Hyde Park Theatre, 511 W. 43rd, 512/479-7529
Witness all ye artlovers the Museum of Natural & Artificial Ephemerata's
current exhibition of urban habitation, and enjoy a tour of their bizarre "impermanent collection" as well. Through Jan. 28. Saturdays, 1-4pm
Museum of Natural & Artificial Ephemerata, 1808 Singleton, 512/320-0566
This second annual exhibition explores the many methods and styles of drawing through the work of 40 Austin artists. From the abstract to the hyperreal, with surfaces manipulated by pencil, marker, ink, charcoal, pastel, etching, burning, and puncturing.
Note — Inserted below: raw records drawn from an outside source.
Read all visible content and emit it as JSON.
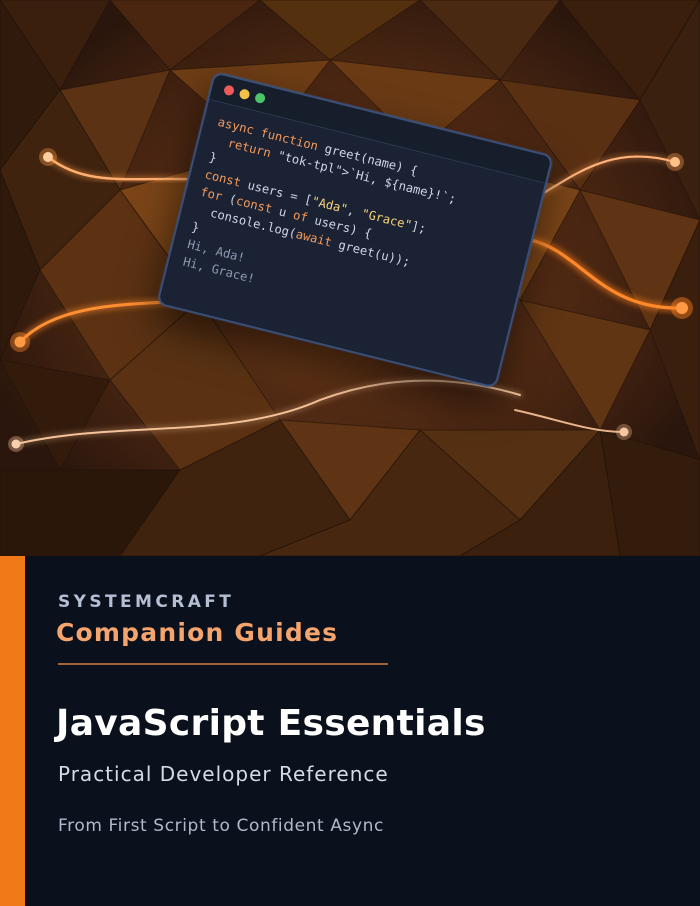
{
  "colors": {
    "accent": "#f07a18",
    "series_text": "#f4a46c",
    "background_dark": "#0b111c"
  },
  "artwork": {
    "code_window": {
      "controls": [
        "close",
        "minimize",
        "maximize"
      ],
      "lines": [
        "async function greet(name) {",
        "  return `Hi, ${name}!`;",
        "}",
        "const users = [\"Ada\", \"Grace\"];",
        "for (const u of users) {",
        "  console.log(await greet(u));",
        "}",
        "Hi, Ada!",
        "Hi, Grace!"
      ]
    }
  },
  "cover": {
    "brand": "SYSTEMCRAFT",
    "series": "Companion Guides",
    "title": "JavaScript Essentials",
    "subtitle": "Practical Developer Reference",
    "tagline": "From First Script to Confident Async"
  }
}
Recommended like wow: This show shouldn't be missed. Through Feb. 16. Wed. & Sat., noon-5pm.
Pump Project, 702 Shady, 351-8571
Austin Co-op Think Tank looks to connect people and co-ops while spreading the word about co-ops in Austin. Read more about the movement in "From Occupation to Co-operation." Fri.-Sat., Jan. 25-26. $25, general admission; $50, co-op workers.
Friday Reception at Vuka Co-op, 411 W. Monroe; Saturday Conference at CMA Building (UT campus)
Need some bike parts to finish off that two-wheeler of your dreams? This swap has the parts and the know-how if you have the bargaining skills. Live music keeps you in the pedaling mood. 10am-5pm. Free.
Yellow Jacket Social Club, 1704 E. Fifth, 512/480-9572
Music and dance inspired by the majesty of Earth's creatures fill the stage. Kids can even help choreograph some of the dance sequences. 2pm. $9.
AustinVentures StudioTheater, 501 W. Third, 476-2163
Women's Basketball Vs. Kansas State: Sat., Jan. 26, 1pm. Frank Erwin Center, 1701 Red River. $8-16.
Men's Basketball Vs. Texas Tech: Sat., Jan. 26, 7pm. Frank Erwin Center, 1701 Red River. $8-40.
Women's Tennis ITA Kick-Off Weekend: Vs. Wichita State: Sat., Jan. 26, 10am. Vs. Utah/Stephen F. Austin: Sun., Jan. 27, TBA. Penick-Allison Tennis Center.
John Cameron Mitchell (Hedwig & the Angry Inch) and crew (DJ PJ DeBoy and Shortbus' Paul Dawson) just can't quit us. Their blowouts at SXSW 2012 (at Barbarella and GayBiGayGay) packed it out. This time, it's to benefit Queerbomb. 9pm-3am. $15; $12 advance.
Emo's Annex, 2015 E. Riverside, 512/800-4628